TASK GOAL: Given the records below, pull every line with the word "JSON" into the answer.

Dataset rows for apps and sites

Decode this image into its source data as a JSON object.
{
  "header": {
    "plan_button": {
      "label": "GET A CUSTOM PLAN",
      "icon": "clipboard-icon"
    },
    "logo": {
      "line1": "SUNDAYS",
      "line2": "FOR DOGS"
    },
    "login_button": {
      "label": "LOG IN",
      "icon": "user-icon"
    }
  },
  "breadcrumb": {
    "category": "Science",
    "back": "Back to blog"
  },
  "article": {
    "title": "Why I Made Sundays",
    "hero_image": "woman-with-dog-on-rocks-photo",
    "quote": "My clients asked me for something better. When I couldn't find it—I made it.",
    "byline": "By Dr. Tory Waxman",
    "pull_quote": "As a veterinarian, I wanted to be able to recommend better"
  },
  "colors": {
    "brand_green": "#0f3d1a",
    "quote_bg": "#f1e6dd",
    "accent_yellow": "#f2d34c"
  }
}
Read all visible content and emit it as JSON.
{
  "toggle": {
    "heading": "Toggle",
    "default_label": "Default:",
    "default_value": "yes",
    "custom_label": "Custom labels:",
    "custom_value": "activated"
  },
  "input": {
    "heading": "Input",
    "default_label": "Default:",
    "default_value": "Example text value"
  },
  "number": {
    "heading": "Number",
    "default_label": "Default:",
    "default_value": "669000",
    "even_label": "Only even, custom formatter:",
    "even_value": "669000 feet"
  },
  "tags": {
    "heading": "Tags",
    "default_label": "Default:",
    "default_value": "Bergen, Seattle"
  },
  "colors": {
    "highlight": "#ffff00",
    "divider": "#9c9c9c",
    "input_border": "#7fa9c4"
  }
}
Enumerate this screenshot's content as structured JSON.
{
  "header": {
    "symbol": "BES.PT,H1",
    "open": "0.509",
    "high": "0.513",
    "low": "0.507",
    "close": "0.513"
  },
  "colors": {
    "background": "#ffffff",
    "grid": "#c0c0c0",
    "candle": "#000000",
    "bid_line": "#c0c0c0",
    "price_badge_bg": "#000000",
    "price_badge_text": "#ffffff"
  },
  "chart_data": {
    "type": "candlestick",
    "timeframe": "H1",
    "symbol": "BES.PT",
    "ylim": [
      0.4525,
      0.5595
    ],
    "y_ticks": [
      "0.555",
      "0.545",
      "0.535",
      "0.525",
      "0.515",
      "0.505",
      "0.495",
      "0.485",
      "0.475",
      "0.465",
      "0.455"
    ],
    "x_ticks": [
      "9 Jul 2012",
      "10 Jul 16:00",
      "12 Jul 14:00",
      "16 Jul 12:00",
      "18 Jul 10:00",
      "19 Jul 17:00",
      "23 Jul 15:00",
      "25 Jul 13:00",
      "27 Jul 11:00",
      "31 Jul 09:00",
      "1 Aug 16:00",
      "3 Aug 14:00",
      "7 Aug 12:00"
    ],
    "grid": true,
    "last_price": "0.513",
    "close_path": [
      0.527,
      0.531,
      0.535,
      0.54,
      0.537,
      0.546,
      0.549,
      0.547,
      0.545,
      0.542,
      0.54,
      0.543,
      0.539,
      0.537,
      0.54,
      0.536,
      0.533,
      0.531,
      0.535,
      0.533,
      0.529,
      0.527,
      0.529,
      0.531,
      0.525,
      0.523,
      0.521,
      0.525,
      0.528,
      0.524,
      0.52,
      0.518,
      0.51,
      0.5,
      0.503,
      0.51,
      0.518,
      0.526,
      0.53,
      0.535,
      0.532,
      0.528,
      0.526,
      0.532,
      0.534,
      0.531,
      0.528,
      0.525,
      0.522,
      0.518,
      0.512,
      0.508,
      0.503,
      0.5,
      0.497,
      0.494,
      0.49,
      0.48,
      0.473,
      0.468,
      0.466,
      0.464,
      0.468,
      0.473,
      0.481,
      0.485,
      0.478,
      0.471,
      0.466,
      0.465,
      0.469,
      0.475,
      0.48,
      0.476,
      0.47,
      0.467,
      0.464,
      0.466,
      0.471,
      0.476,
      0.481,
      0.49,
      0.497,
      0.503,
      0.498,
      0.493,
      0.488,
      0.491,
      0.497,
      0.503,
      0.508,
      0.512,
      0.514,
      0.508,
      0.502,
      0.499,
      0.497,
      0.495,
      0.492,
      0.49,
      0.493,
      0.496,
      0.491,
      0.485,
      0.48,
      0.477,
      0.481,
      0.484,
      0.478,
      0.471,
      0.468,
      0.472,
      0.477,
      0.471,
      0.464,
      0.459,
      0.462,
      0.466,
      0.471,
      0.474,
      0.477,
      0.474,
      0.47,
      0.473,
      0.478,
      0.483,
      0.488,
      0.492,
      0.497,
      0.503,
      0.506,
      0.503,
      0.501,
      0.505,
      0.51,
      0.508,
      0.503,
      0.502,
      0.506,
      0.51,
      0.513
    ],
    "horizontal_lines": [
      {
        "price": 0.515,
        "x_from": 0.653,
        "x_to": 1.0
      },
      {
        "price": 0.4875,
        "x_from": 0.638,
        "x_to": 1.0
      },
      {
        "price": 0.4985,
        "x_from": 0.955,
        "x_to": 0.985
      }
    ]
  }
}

SOLUTION BELOW:
Decode this image into its source data as a JSON object.
Read all visible content and emit it as JSON.
Enumerate this screenshot's content as structured JSON.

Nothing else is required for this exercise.